This band featured flowery guitar lines, tasteful vocal harmonies, and an all-around warm and inviting contemporary rock sound. Flagship’s ability to strike a chord with the audience and draw them in earned them second place in the final standings and first in the Audience Choice award.

Next up was Quarter to Never. Other than the novelty of seeing two really old guys playing music with two really young guys, they offered nothing new in their classic rock formula, and it showed in the audience’s response.

Varuna, containing some of Lawrence’s own in the lineup, showed eclectic musical stylings and enthralling grooves, earning itself recognition from the B.O.B. staff. The band’s rendition of the depressing song “Mad World” by Tears for Fears, and an instrumental Bob Marley tribute, were especially impressive.

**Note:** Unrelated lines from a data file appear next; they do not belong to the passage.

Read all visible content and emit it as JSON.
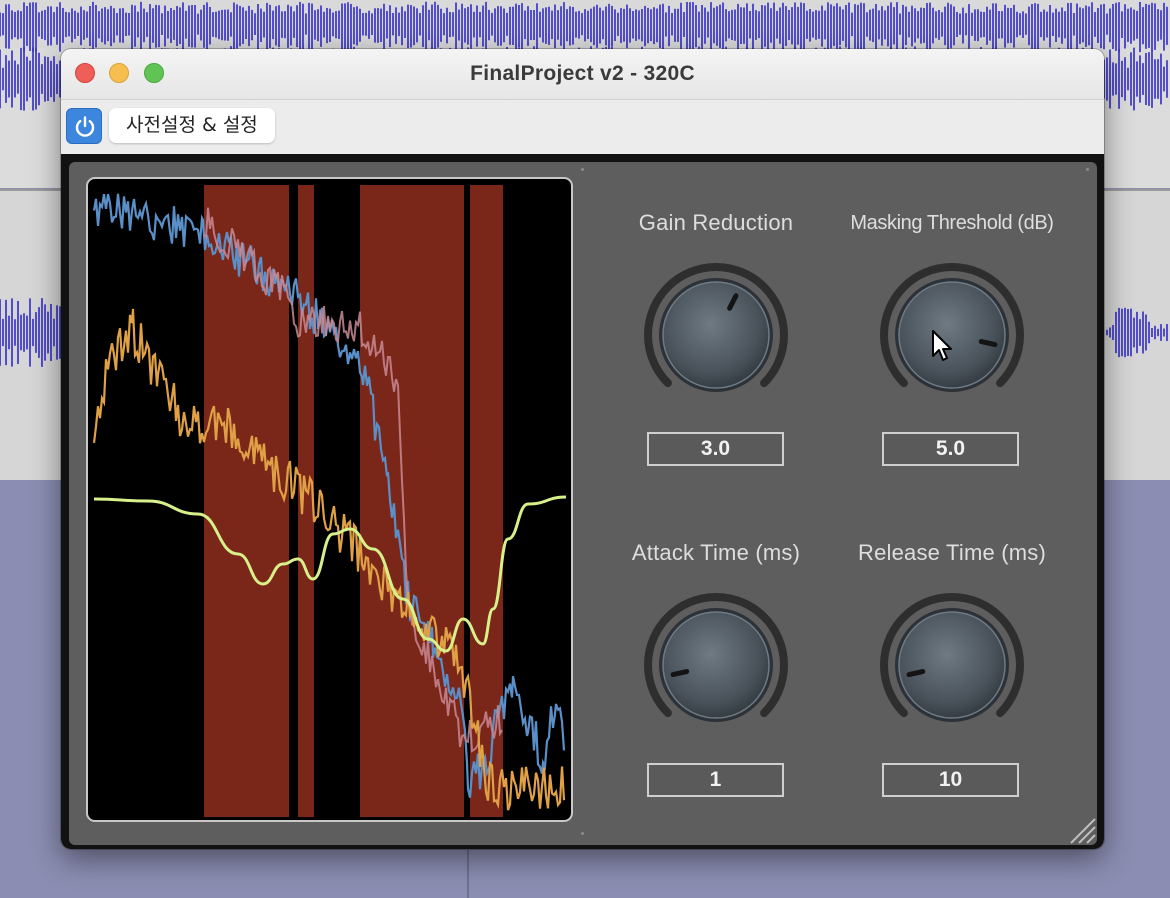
{
  "window": {
    "title": "FinalProject v2 - 320C"
  },
  "toolbar": {
    "power_icon": "power-icon",
    "preset_label": "사전설정 & 설정"
  },
  "colors": {
    "background_waveform": "#3b35c8",
    "spectrum_blue": "#5a8fc8",
    "spectrum_orange": "#e0a045",
    "threshold_curve": "#d8f08a",
    "band_red": "#7a2619",
    "knob_panel": "#5e5e5e"
  },
  "controls": {
    "gain_reduction": {
      "label": "Gain Reduction",
      "value": "3.0",
      "level": 0.6
    },
    "masking_threshold": {
      "label": "Masking Threshold (dB)",
      "value": "5.0",
      "level": 0.88
    },
    "attack_time": {
      "label": "Attack Time (ms)",
      "value": "1",
      "level": 0.12
    },
    "release_time": {
      "label": "Release Time (ms)",
      "value": "10",
      "level": 0.12
    }
  }
}
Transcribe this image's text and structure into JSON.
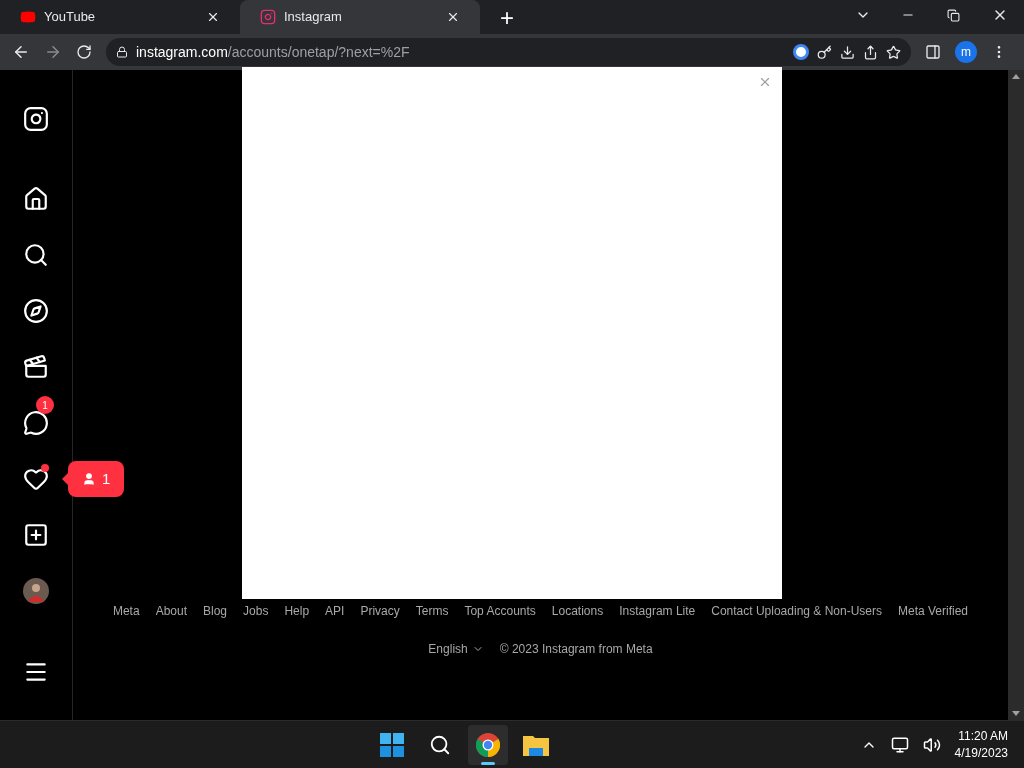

A perfect close to the evening came when the six-piece blues-rock band Hightop took the stage, bringing enormous amounts of energy with them. They had musical talent, and solid song writing. Most importantly, they were a crowd-pleaser. Earning the only encore performance of the day, it became clear which band rocked LU the hardest. Hightop took home the coveted title of Best Band, with almost unanimous consent from the audience.

Filling in between acts was MC and comedian Alex House. She added a hilarious and occasionally offensive comedic transition element to the day, complete with jokes about Wisconsin, college life, and even a certain Lawrentian writer’s hairy feet. All in all, the day of music went very smoothly, thanks to all the members of SOUP who put their time and effort into providing Lawrence with a chance to rock out.